  34. Cormac I, Creasey S, McNeill A, Ferriter M, Huckstep B, D'Silva K. Impact of a total smoking ban in a high secure hospital. Brit J Psych Bull 2010;34:413-417. ↩︎

  35. Lawn S, Pols R. Smoking bans in psychiatric inpatient settings? A review of the research. Austr NZ J Psych 2005;39:866-885. ↩︎

  36. Fact sheet: Smoking and Mental Health. 2016; ASH UK ( ↩︎

  37. Convention on the Rights of Persons with Disabilities. 2006; Paris: United Nations ( ↩︎

  38. Universal Declaration of Human Rights. 1948; Paris: United Nations ( ↩︎


References accessed on May 29th, 2017.

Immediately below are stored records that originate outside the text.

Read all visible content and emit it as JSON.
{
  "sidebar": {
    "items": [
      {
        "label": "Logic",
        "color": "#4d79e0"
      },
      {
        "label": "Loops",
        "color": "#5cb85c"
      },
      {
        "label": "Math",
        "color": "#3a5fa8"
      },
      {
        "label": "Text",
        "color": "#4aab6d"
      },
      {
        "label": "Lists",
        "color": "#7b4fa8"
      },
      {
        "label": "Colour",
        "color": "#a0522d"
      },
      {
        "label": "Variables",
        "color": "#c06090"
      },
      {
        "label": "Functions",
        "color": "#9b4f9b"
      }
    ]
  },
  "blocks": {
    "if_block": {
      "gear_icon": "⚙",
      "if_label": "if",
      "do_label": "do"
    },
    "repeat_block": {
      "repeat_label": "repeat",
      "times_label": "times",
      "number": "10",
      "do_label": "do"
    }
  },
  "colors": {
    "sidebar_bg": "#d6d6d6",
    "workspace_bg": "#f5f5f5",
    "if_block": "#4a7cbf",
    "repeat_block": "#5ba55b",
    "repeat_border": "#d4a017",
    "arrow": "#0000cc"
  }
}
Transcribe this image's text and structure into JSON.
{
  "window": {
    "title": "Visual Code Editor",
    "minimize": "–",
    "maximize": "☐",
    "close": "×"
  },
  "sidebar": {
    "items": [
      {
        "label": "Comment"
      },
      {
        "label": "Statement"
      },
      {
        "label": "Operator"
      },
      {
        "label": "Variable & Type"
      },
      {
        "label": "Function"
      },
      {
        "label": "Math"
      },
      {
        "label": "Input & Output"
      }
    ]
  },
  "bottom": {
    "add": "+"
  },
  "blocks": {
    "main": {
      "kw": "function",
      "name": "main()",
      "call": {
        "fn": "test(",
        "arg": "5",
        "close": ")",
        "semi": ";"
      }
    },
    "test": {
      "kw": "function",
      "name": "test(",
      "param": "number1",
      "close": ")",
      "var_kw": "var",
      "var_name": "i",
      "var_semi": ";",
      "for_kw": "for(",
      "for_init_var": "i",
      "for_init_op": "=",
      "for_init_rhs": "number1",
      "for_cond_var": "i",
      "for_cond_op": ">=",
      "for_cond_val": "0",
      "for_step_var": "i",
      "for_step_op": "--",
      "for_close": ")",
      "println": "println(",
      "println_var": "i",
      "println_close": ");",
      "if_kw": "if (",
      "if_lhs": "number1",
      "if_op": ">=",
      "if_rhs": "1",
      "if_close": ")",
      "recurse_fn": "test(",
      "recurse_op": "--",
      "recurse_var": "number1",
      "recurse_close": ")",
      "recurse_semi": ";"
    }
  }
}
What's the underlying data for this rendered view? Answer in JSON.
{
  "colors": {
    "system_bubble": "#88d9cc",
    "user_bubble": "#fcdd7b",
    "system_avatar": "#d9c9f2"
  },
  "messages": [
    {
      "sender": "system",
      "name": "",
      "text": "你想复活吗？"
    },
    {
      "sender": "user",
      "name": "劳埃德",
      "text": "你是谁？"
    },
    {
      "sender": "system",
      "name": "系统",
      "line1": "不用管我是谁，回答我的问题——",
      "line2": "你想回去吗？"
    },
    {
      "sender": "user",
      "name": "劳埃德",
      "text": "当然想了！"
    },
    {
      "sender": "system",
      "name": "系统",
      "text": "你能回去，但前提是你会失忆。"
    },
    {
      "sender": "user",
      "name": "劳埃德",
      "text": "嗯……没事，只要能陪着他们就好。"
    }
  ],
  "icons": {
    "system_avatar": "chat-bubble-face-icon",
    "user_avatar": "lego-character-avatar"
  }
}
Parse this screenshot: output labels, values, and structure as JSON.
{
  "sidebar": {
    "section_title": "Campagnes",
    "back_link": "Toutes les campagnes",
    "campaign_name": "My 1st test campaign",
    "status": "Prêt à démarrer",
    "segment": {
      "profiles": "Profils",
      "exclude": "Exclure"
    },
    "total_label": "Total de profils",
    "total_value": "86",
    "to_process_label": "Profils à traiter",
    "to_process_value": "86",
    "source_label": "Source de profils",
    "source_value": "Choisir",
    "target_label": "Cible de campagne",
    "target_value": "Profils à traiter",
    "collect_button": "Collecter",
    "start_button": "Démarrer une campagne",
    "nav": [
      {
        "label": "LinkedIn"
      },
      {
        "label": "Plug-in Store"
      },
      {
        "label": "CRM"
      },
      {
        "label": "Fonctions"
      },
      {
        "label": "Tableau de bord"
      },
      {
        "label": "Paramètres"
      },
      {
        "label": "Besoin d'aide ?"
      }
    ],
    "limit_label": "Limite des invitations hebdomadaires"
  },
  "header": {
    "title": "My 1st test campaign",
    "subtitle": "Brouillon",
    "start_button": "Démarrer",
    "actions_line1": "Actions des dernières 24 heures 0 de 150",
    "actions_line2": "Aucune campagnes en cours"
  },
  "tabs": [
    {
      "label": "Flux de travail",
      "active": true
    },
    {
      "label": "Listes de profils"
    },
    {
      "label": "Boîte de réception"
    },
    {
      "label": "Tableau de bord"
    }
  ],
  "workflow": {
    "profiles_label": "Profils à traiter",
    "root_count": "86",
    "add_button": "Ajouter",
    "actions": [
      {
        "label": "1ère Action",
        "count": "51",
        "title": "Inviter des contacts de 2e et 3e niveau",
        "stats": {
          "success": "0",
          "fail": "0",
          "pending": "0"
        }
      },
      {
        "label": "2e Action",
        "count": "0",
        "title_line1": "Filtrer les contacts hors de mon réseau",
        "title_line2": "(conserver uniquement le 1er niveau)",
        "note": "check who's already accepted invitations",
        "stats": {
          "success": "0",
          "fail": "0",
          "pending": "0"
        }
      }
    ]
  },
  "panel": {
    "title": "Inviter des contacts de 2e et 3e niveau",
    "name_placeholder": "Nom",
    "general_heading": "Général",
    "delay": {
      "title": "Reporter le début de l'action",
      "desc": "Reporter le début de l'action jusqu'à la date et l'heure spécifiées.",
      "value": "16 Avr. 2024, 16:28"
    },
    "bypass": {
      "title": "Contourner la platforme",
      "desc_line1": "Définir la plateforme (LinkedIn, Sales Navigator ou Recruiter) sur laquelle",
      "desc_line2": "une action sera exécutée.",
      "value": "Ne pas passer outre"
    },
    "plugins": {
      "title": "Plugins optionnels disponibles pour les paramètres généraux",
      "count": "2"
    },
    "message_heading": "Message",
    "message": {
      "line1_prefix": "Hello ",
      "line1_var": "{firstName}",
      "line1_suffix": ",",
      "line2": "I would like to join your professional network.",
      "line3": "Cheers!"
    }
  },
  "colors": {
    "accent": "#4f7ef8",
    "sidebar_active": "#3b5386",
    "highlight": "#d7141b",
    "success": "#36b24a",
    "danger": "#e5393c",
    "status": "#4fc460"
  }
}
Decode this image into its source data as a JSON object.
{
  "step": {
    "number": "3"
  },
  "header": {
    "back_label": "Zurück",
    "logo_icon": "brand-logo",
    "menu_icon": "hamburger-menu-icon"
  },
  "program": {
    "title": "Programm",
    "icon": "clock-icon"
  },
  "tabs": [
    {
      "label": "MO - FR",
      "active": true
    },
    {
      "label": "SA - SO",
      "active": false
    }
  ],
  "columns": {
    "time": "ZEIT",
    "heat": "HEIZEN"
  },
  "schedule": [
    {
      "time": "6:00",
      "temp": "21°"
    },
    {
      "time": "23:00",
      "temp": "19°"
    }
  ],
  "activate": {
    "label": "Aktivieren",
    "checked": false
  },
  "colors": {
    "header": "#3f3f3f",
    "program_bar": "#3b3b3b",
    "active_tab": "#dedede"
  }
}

Modified on June 20th, 2018. See History and Revisions